[Dataset excerpts]
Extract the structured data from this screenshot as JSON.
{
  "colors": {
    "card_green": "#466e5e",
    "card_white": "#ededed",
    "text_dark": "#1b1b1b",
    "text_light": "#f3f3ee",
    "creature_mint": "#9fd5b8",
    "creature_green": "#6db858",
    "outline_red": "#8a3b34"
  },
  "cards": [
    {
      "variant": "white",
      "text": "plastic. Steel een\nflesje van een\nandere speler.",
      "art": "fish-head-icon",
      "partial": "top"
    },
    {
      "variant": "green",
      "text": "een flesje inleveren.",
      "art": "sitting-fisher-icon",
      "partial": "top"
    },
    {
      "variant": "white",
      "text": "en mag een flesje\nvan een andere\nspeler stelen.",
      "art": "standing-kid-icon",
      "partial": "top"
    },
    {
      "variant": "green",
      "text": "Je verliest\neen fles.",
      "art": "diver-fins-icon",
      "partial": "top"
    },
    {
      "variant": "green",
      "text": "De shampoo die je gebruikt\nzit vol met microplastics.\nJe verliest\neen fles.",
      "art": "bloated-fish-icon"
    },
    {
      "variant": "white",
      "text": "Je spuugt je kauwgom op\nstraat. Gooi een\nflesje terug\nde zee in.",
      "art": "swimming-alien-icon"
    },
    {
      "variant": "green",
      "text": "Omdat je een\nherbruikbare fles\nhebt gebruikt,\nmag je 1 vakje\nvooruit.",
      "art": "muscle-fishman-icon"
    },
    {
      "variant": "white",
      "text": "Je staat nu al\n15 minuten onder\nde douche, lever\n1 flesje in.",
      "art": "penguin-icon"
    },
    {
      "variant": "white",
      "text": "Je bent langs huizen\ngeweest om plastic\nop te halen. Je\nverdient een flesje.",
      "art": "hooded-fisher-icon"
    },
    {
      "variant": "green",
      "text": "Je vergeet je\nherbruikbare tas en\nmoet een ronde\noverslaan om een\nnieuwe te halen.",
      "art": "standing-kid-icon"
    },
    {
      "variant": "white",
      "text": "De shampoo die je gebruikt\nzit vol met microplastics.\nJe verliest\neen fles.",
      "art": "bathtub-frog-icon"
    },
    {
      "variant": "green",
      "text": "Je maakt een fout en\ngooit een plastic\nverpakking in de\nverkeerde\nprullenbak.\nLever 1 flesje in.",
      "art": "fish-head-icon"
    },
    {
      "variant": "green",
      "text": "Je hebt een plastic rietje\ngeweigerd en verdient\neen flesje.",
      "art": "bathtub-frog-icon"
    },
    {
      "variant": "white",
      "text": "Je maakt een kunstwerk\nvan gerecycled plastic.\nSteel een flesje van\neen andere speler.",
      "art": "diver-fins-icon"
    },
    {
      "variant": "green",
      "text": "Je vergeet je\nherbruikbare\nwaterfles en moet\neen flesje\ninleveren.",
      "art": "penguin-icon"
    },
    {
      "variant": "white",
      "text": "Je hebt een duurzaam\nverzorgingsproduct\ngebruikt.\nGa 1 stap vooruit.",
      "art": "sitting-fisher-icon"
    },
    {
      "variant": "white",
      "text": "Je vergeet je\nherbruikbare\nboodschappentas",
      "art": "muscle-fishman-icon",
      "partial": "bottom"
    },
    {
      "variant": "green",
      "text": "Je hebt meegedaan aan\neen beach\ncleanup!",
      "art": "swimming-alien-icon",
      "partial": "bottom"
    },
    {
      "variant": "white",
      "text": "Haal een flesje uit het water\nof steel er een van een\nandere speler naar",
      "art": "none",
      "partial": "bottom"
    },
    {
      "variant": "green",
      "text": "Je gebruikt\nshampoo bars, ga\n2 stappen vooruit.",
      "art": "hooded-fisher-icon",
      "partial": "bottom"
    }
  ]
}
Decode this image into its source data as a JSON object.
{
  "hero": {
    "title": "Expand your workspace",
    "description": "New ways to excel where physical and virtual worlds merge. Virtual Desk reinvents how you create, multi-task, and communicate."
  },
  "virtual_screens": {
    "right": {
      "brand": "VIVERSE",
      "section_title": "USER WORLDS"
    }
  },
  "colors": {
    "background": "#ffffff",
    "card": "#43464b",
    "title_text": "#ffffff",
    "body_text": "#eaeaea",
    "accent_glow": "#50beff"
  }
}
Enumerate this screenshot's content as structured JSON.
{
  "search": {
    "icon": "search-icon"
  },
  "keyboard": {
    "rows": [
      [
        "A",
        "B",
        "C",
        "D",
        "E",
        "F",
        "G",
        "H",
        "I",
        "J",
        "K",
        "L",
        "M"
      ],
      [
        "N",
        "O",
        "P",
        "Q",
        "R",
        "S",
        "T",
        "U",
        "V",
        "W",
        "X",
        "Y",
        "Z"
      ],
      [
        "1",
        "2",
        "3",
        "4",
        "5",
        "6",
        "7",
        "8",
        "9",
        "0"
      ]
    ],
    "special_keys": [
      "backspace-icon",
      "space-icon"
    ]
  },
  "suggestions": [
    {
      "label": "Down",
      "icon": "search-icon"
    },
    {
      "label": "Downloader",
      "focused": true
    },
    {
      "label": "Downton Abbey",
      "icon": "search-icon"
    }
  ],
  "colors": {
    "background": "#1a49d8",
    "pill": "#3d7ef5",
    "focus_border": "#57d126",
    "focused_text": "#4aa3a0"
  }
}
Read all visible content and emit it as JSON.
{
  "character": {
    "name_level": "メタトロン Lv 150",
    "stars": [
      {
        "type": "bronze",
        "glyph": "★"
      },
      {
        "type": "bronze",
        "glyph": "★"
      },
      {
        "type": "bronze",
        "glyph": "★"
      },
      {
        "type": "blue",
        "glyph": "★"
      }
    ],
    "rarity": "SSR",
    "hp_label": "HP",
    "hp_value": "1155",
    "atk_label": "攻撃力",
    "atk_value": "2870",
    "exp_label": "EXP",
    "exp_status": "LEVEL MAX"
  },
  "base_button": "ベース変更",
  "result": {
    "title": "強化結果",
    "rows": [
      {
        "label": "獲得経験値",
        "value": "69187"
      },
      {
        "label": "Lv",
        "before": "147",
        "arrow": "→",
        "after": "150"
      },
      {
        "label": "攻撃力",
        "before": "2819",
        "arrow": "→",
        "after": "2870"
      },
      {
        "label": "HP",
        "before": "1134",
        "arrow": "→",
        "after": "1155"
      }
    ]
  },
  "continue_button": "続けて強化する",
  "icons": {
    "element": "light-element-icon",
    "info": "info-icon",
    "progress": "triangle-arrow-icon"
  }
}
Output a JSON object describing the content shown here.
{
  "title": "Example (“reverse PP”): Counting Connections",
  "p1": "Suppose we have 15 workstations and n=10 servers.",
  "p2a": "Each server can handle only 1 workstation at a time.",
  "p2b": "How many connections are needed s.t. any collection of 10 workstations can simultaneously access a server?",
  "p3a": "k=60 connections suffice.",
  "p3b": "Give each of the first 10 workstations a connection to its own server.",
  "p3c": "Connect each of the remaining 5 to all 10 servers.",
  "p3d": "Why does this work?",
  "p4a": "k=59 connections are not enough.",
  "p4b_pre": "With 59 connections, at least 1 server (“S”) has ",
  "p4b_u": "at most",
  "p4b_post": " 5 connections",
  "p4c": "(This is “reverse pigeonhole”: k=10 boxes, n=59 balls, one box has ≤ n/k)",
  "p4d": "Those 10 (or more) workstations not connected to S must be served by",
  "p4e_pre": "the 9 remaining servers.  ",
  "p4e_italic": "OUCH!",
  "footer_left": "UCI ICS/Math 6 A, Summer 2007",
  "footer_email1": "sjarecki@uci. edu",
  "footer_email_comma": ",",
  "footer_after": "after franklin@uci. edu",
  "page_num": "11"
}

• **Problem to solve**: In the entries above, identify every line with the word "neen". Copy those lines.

• **Response below**:
      "text": "Je verliest\neen fles.",
      "text": "De shampoo die je gebruikt\nzit vol met microplastics.\nJe verliest\neen fles.",
      "text": "De shampoo die je gebruikt\nzit vol met microplastics.\nJe verliest\neen fles.",
      "text": "Je hebt een plastic rietje\ngeweigerd en verdient\neen flesje.",
      "text": "Je maakt een kunstwerk\nvan gerecycled plastic.\nSteel een flesje van\neen andere speler.",
      "text": "Je vergeet je\nherbruikbare\nwaterfles en moet\neen flesje\ninleveren.",
      "text": "Je hebt meegedaan aan\neen beach\ncleanup!",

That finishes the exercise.